# Activity
Check every line of the entries below for the word "source", and copy the ones that have it.

# Excerpted data
>>

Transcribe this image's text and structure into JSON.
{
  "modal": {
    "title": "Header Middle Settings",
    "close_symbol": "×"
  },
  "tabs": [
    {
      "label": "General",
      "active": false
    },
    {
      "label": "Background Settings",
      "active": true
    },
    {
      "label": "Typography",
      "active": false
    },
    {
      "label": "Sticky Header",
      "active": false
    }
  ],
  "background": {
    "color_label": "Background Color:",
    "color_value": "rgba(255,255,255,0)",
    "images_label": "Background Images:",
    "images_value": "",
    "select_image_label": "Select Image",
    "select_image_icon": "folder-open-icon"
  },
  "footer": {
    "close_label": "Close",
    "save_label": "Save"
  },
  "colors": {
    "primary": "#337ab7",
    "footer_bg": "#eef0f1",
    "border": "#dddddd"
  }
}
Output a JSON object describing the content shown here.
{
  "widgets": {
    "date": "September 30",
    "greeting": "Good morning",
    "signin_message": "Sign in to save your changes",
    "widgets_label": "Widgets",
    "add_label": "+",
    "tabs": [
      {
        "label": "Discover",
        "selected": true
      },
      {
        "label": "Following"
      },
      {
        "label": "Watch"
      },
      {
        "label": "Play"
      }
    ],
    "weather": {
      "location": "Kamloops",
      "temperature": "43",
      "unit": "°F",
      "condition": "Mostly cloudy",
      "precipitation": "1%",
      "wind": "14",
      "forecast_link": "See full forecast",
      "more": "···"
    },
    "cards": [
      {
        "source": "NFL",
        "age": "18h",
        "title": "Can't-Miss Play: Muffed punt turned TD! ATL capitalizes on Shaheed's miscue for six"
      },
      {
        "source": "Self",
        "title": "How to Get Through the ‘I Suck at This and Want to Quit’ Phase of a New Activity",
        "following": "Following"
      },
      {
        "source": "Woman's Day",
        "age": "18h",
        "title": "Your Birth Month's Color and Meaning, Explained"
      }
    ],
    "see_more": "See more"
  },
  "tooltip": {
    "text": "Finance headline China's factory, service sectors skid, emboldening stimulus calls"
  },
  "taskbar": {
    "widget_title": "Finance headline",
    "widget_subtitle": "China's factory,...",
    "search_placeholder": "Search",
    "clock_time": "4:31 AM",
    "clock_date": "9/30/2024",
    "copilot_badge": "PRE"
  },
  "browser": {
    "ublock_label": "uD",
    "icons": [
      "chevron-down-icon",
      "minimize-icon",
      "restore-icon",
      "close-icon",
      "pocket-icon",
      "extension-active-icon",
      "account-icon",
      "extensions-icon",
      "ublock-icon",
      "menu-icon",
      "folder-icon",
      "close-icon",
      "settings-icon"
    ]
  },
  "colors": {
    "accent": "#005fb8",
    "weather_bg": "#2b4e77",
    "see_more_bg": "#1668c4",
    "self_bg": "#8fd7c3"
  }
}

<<

# Your solution
        "source": "NFL",
        "source": "Self",
        "source": "Woman's Day",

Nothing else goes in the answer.